RECORDS TO USE -

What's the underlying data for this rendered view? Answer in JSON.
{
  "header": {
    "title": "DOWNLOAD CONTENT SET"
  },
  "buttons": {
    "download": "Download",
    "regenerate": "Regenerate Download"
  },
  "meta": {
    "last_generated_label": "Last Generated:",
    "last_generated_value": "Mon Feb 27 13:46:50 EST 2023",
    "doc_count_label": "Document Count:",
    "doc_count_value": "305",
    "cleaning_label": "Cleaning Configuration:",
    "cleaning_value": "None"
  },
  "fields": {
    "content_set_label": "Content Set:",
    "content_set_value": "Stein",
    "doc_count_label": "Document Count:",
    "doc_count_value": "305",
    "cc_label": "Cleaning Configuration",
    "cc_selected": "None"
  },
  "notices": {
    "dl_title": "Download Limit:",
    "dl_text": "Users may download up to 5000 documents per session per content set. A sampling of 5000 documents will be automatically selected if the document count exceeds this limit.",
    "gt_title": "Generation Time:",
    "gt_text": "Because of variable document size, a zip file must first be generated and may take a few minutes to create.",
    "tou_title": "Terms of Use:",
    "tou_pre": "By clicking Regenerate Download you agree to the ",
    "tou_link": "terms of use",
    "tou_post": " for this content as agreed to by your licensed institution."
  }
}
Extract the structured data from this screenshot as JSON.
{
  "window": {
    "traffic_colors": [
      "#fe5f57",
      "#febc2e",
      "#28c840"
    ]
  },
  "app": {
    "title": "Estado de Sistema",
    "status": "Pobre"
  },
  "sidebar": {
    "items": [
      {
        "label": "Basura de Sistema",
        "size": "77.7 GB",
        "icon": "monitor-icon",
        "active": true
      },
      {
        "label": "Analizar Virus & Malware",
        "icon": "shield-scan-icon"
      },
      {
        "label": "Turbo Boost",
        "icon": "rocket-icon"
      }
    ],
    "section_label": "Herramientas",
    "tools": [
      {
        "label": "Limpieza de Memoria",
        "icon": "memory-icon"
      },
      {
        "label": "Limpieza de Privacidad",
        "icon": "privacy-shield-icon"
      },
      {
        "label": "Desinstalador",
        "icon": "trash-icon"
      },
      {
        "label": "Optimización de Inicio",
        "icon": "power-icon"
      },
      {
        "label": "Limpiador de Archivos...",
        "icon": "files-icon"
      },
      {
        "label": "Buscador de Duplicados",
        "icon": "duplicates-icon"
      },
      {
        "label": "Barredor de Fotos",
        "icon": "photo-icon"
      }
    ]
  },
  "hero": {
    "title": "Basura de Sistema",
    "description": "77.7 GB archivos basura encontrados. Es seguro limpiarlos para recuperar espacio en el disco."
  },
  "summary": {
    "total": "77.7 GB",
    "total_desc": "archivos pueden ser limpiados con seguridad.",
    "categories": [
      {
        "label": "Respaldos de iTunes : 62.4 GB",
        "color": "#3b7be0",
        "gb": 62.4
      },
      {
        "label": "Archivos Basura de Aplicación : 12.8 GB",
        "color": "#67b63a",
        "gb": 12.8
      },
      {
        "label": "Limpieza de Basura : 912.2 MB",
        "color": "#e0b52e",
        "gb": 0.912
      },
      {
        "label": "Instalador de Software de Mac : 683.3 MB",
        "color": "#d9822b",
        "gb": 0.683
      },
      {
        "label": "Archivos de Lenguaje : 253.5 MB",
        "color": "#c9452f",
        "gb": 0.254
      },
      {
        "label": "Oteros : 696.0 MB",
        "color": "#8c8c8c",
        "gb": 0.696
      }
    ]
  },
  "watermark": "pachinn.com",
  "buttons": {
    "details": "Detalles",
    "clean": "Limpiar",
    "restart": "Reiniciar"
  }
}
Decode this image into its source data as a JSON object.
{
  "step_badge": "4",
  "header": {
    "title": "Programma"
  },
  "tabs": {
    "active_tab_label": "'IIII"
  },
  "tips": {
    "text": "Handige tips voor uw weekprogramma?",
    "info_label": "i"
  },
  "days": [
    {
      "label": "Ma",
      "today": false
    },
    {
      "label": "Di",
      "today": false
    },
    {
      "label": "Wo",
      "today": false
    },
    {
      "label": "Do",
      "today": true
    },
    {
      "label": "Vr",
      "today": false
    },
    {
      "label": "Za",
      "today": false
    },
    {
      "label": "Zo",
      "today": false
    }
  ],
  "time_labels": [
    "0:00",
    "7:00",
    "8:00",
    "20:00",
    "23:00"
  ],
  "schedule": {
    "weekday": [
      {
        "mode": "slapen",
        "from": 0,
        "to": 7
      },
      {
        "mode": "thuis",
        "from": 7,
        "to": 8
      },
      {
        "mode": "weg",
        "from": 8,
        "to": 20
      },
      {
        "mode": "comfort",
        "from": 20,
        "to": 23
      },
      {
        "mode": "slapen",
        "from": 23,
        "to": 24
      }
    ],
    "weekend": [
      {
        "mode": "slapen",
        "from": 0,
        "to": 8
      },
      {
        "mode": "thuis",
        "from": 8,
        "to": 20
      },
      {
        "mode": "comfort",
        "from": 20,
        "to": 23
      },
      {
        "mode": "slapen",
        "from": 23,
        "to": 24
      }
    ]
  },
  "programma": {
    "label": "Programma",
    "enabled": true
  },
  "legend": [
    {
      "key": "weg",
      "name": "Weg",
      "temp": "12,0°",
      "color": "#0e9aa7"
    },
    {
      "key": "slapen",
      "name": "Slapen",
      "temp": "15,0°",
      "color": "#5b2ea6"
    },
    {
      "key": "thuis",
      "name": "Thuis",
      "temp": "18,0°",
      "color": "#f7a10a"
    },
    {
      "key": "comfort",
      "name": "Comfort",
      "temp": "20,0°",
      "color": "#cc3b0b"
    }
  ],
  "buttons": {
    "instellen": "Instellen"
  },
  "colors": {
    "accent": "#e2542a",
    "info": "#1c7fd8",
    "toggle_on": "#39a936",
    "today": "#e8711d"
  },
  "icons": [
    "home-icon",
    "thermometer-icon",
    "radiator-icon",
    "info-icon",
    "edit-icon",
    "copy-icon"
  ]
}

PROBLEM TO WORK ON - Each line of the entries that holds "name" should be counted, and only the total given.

ANSWER SPACE - 4